“Now we need journalists and the public to press these candidates for more specifics,” Otto said. “How reasonable are their proposals, given the known evidence? What relative roles do ideology and evidence seem to play in their thinking? These are important considerations in electing an executive who will have the power to set policy, guide and enforce regulations, influence research investments, sign treaties, inspire students, encourage innovation, approve laws, manage immigration, and commit soldiers to battle.”
Johnson, a former governor of New Mexico, is more likely than Trump to accept the mainstream scientific verdict on issues such as climate change but less likely than Clinton or Stein to offer a policy prescription. Here are some excerpts:
Climate change: Johnson acknowledges that industrial greenhouse-gas emissions are contributing to climate change. “Unfortunately for policymakers – the very activities that appear to contribute to climate change also contribute to mankind’s health and prosperity, so we view with a skeptical eye any attempts to curtail economic activity,” he said. Instead, he’d rely on the market to address climate repercussions.
Energy: “We believe that no source of energy is categorically wrong or right, but some sources of energy may be procured or used incorrectly or used in the wrong applications, too often as a consequence of government interference and manipulation.”
Space exploration: “Private corporations are increasingly interested in space travel, and the private sector has access to far more resources than the public, so we welcome private participation and even dominance in space exploration.”
Scientific integrity: “Particularly in this age of almost limitless information and instant ‘peer review,’ real transparency will resolve many of the distortions that exist and create a scientific check on political interference. Science has too often been encouraged to oversell its results in the political theater.”
Internet policy: The National Security Agency should stick to “its original purpose of remaining on the forefront of American cyber defenses,” Johnson says. “The best way to improve cybersecurity is to educate the most likely security hole in any technology – the people sitting at the keyboards.”
Innovation: “The most important policies for science and engineering are those that reduce the burdens on the economy of deficit spending and debt, and which reduce a tax burden that siphons dollars away from investment and into government coffers.”
Check out the full list of 20 responses at Science Debate’s website.
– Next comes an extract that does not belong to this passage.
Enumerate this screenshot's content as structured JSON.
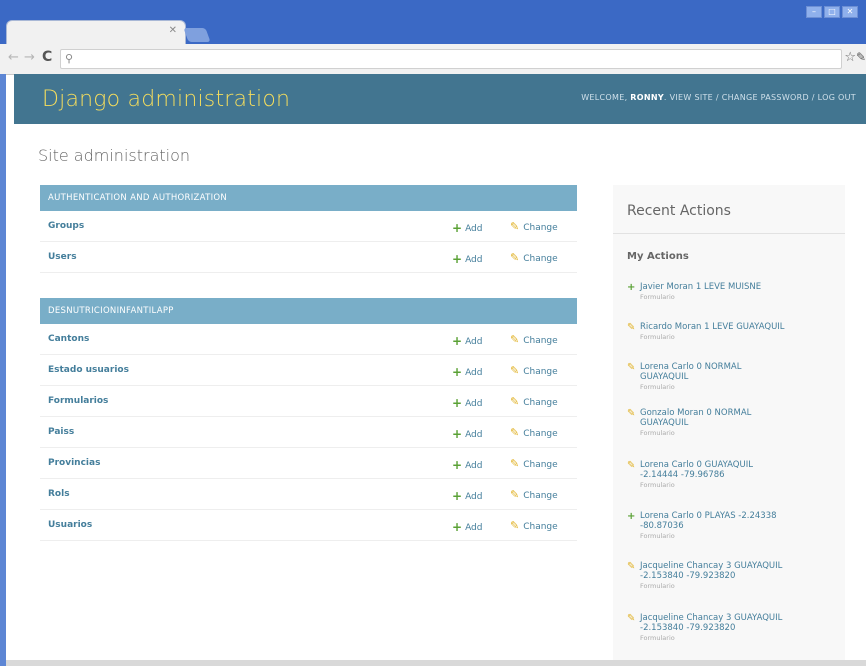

You can also get a quick four-candidate comparison on science and environment issues (plus lots more) at ProCon.org. For additional perspectives focusing on Clinton and Trump, take a look at Science News’ issue-by-issue analysis, plus the matchup from ISideWith.com,